Darrell B. Harrison

Lead Host Just Thinking Podcast

Darrell is is a native of Atlanta, Georgia but currently resides in Valencia, California where he serves as Dean of Social Media at Grace To You, the Bible-teaching ministry of Dr. John MacArthur. Darrell is a 2013 Fellow of the Black Theology and Leadership Institute (BTLI) of Princeton Theological Seminary in Princeton, New Jersey, and is a 2015 graduate of the Theology and Ministry program at Princeton Theological Seminary. Darrell studied at the undergraduate level at Liberty University, where he majored in Psychology with a concentration in Christian Counseling.
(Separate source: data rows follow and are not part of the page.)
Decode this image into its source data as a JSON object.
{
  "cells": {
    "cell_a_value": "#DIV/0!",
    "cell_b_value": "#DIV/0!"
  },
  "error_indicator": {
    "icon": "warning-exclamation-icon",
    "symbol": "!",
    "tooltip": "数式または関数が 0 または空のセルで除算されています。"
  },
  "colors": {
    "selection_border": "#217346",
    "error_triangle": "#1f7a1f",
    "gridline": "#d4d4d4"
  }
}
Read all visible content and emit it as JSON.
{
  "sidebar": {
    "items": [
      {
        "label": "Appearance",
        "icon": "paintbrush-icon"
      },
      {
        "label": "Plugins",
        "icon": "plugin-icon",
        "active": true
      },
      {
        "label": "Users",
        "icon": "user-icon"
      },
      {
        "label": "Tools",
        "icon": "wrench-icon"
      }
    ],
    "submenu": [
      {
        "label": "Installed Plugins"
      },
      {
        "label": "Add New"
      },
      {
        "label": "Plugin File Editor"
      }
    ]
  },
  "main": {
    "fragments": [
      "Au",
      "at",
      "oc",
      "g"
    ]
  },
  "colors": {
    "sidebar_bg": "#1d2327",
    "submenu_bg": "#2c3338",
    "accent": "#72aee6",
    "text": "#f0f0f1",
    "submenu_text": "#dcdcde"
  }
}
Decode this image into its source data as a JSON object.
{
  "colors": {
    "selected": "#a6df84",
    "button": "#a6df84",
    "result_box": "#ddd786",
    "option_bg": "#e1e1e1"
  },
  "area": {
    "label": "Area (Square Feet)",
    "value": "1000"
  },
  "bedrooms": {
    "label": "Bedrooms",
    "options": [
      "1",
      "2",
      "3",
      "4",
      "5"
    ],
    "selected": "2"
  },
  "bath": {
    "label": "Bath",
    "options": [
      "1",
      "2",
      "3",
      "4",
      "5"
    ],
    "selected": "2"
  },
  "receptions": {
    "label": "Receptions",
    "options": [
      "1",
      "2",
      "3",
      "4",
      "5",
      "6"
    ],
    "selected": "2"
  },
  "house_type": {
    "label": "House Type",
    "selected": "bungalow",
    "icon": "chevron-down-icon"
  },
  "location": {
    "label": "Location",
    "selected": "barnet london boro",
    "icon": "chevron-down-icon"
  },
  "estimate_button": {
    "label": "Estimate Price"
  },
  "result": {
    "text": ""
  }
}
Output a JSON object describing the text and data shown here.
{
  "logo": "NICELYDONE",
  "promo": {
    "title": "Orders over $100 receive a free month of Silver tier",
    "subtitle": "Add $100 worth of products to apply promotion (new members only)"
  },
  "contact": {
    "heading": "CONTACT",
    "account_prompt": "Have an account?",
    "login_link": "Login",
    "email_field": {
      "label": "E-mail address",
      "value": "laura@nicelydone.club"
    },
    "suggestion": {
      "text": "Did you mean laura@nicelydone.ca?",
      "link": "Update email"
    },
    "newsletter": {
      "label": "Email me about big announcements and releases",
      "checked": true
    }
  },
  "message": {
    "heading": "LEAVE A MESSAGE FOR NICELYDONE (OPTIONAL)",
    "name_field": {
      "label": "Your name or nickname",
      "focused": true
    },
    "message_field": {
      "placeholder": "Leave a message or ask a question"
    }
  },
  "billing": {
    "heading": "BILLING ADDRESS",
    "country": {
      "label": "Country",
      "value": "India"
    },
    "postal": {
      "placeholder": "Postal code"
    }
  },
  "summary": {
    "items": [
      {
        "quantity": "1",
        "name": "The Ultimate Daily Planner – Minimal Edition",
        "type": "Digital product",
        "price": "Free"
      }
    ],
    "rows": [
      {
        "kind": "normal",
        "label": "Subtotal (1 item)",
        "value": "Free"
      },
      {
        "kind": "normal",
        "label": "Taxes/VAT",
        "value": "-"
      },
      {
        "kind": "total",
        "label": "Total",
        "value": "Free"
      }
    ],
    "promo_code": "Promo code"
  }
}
He was the first black man to be ordained as a Deacon in the 200-year history of First Baptist Church of Covington (Georgia) where he attended from 2009 to 2015. He is an ardent student of theology and apologetics, and enjoys reading theologians such as Thomas Watson, Charles Spurgeon, and John Calvin. Darrell is an advocate of expository teaching and preaching and has a particular passion for seeing expository preaching become the standard within the Black Church.